— Ashley Mayer (@ashleymayer) April 10, 2016
She added that retention is a huge issue at most companies. Indeed, the New York Times itself has written about the ongoing “talent war” in Silicon Valley, where startups are gunning to poach and retain talented employees. Venture capitalist Hunter Walk chimed in moments later with his own skepticism, noting what a big issue retention is if you go by salaries and those same perks that Lyons was dismissive of.
@ashleymayer i mean, if anything it’s completely the opposite (in my experience) – as evidenced by salary trends, benefits, etc
— Hunter Walk (@hunterwalk) April 10, 2016
Lyons then – without any evidence – also asserts that Silicon Valley pioneered this form of service, but that it’s now spreading.
Companies burn you out and churn you out when someone better, or cheaper, becomes available.
Anyone who has ever worked on Wall Street or at a large law firm will guffaw at the idea that Silicon Valley pioneered this type of work culture or environment. Brian DeChesare of Mergers and Inquisitions, a website specializing in breaking into the notoriously competitive financial industry, has written extensively about why bankers work 80 hour weeks and are likely to get calls at 7 PM on Saturday night.

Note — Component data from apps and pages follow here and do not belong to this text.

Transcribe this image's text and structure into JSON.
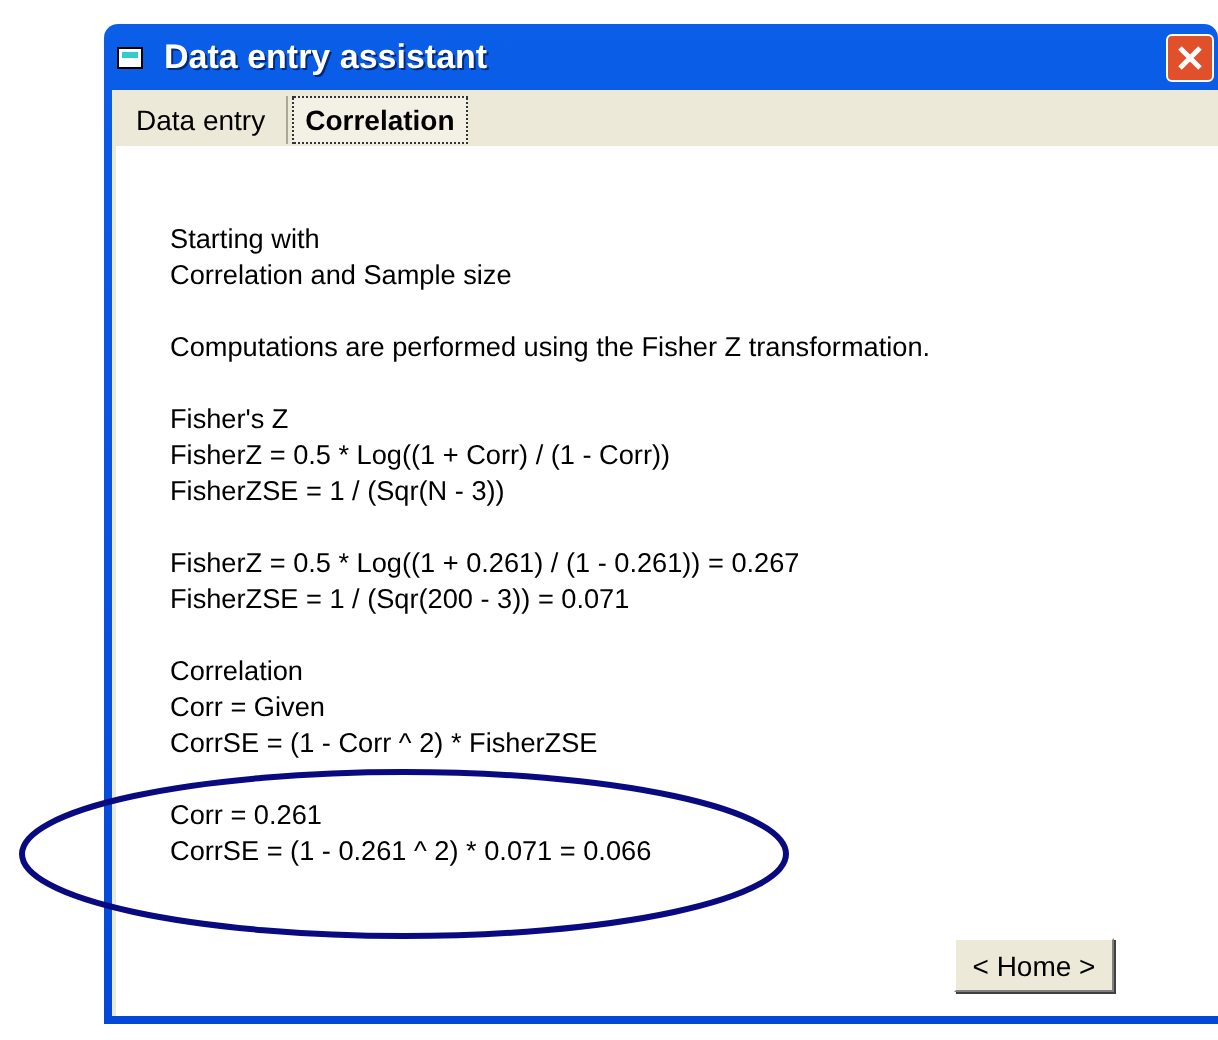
{
  "window": {
    "title": "Data entry assistant"
  },
  "tabs": [
    {
      "label": "Data entry",
      "selected": false
    },
    {
      "label": "Correlation",
      "selected": true
    }
  ],
  "paragraphs": [
    [
      "Starting with",
      "Correlation and Sample size"
    ],
    [
      "Computations are performed using the Fisher Z transformation."
    ],
    [
      "Fisher's Z",
      "FisherZ = 0.5 * Log((1 + Corr) / (1 - Corr))",
      "FisherZSE = 1 / (Sqr(N - 3))"
    ],
    [
      "FisherZ = 0.5 * Log((1 + 0.261) / (1 - 0.261)) = 0.267",
      "FisherZSE = 1 / (Sqr(200 - 3)) = 0.071"
    ],
    [
      "Correlation",
      "Corr = Given",
      "CorrSE = (1 - Corr ^ 2) * FisherZSE"
    ],
    [
      "Corr = 0.261",
      "CorrSE = (1 - 0.261 ^ 2) * 0.071 = 0.066"
    ]
  ],
  "buttons": [
    "< Home >"
  ]
}
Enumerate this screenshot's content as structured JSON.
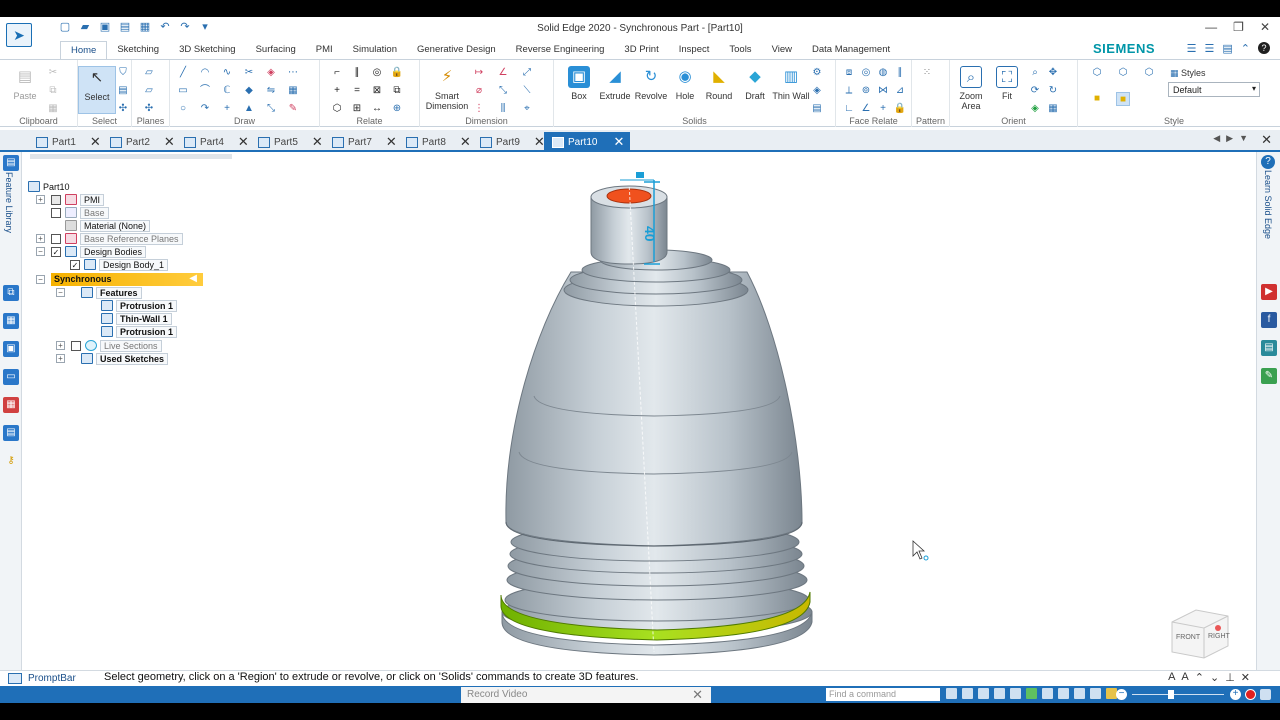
{
  "window": {
    "title": "Solid Edge 2020 - Synchronous Part - [Part10]"
  },
  "ribbon": {
    "tabs": [
      "Home",
      "Sketching",
      "3D Sketching",
      "Surfacing",
      "PMI",
      "Simulation",
      "Generative Design",
      "Reverse Engineering",
      "3D Print",
      "Inspect",
      "Tools",
      "View",
      "Data Management"
    ],
    "active_tab": "Home",
    "brand": "SIEMENS",
    "groups": {
      "clipboard": "Clipboard",
      "select": "Select",
      "planes": "Planes",
      "draw": "Draw",
      "relate": "Relate",
      "dimension": "Dimension",
      "solids": "Solids",
      "face_relate": "Face Relate",
      "pattern": "Pattern",
      "orient": "Orient",
      "style": "Style"
    },
    "buttons": {
      "paste": "Paste",
      "select": "Select",
      "smart_dimension": "Smart Dimension",
      "box": "Box",
      "extrude": "Extrude",
      "revolve": "Revolve",
      "hole": "Hole",
      "round": "Round",
      "draft": "Draft",
      "thin_wall": "Thin Wall",
      "zoom_area": "Zoom Area",
      "fit": "Fit"
    },
    "styles_label": "Styles",
    "styles_value": "Default"
  },
  "doc_tabs": [
    {
      "label": "Part1"
    },
    {
      "label": "Part2"
    },
    {
      "label": "Part4"
    },
    {
      "label": "Part5"
    },
    {
      "label": "Part7"
    },
    {
      "label": "Part8"
    },
    {
      "label": "Part9"
    },
    {
      "label": "Part10",
      "active": true
    }
  ],
  "left_rail": {
    "label": "Feature Library"
  },
  "right_rail": {
    "label": "Learn Solid Edge"
  },
  "pathfinder": {
    "root": "Part10",
    "pmi": "PMI",
    "base": "Base",
    "material": "Material (None)",
    "base_ref_planes": "Base Reference Planes",
    "design_bodies": "Design Bodies",
    "design_body": "Design Body_1",
    "synchronous": "Synchronous",
    "features": "Features",
    "feature_items": [
      "Protrusion 1",
      "Thin-Wall 1",
      "Protrusion 1"
    ],
    "live_sections": "Live Sections",
    "used_sketches": "Used Sketches"
  },
  "viewport": {
    "dimension_value": "40",
    "view_cube_front": "FRONT",
    "view_cube_right": "RIGHT"
  },
  "prompt_bar": {
    "label": "PromptBar",
    "text": "Select geometry, click on a 'Region' to extrude or revolve, or click on 'Solids' commands to create 3D features."
  },
  "status_bar": {
    "record_video": "Record Video",
    "find_command_placeholder": "Find a command"
  },
  "colors": {
    "accent": "#1f6fb8",
    "sync_highlight": "#f6b200",
    "selected_face_green": "#8fd400",
    "hole_orange": "#f0511e"
  }
}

Anyone who can’t hack that type of environment gets washed out. Similarly, Management Consulted (which is a career resource for aspiring management consultants) has also written about how 12 hour days are the norm and how you either move up the ladder or get kicked off it by someone else.
Simply put, hypercompetitive industries seek out workers who are young. They’re cheaper, they don’t have family obligations, and companies can work them half to death before deciding if they want to keep them or toss them. It’s not a tech industry issue; it’s a work environment issue.
While we’re on the topic of a myopic and selective understanding of how tech operates, Lyons also takes aim at bad management:
UNFORTUNATELY, working at a start-up all too often involves getting bossed around by undertrained (or untrained) managers and fired on a whim. Bias based on age, race and gender is rampant, as is sexual harassment.
Setting aside issues of bias, discrimination and sexual harassment – legitimate issues, to be certain – does Lyons really think bad managers are a tech problem? I don’t even need to use someone else’s tweets to refute this. I used to work for a very “old guard” technology company and my boss had no idea what he was doing. There are plenty of tech companies with bad management, but is this being presented as an issue particularly bad in tech? If so, citation needed.
There’s more that I could pick apart, and I could share a dozen stories from actual startup employees who have had much better experiences than this. In doing some research for this article, I came across Fortune’s review of Lyons’ book on this subject, which includes this gem:
He concludes that there are hookers at Salesforce’s Dreamforce conference and it is therefore “evil.” (For his part, Lyons owns up to his own hypocrisy, noting he only joined HubSpot to get rich.)
I can’t even tell if this was supposed to be a joke by Lyons, but if it’s not, this kind of wantrepreneur mentality speaks volumes to his misunderstanding about life at a startup (considering he didn’t work for an actual startup). The mentality of “Join startup, take my exit money after acquisition and have the best life ever” is not how you find a satisfying career, and “getting rich” certainly isn’t going to work when you join a startup a year before it goes public.
Are poor management, discrimination, sexual harassment, ageism, and badly treated employees legitimate issues? Absolutely, and they should be called out. Encourage tech reporters to bring attention to overworked, burnt out employees. Name and shame instances of sexual harassment and discrimination. Tell your stories about these issues. When possible, vote with your feet and pursue work at companies that treat you better.
But projecting your entire experience with a company that has a notoriously poor work culture onto startups while conflating startups with the tech industry as a whole? Ridiculous.
Discrimination and sexual harassment are serious issues, but Dan Lyons is not a serious person.